• [Work task]: Line by line, give the data again exactly as it appears.

• [Data to examine]:

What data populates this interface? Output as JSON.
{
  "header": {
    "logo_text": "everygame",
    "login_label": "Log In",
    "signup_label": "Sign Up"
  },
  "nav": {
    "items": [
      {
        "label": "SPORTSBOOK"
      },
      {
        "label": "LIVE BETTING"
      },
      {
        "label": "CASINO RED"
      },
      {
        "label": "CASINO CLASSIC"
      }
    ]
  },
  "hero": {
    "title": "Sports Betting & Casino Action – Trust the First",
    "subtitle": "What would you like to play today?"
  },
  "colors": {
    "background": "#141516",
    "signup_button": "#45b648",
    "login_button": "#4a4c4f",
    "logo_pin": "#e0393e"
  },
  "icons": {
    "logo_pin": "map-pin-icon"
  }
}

• [Written reply]:
What data populates this interface? Output as JSON.
{
  "header": {
    "logo_text": "everygame",
    "login_label": "Log In",
    "signup_label": "Sign Up"
  },
  "nav": {
    "items": [
      {
        "label": "SPORTSBOOK"
      },
      {
        "label": "LIVE BETTING"
      },
      {
        "label": "CASINO RED"
      },
      {
        "label": "CASINO CLASSIC"
      }
    ]
  },
  "hero": {
    "title": "Sports Betting & Casino Action – Trust the First",
    "subtitle": "What would you like to play today?"
  },
  "colors": {
    "background": "#141516",
    "signup_button": "#45b648",
    "login_button": "#4a4c4f",
    "logo_pin": "#e0393e"
  },
  "icons": {
    "logo_pin": "map-pin-icon"
  }
}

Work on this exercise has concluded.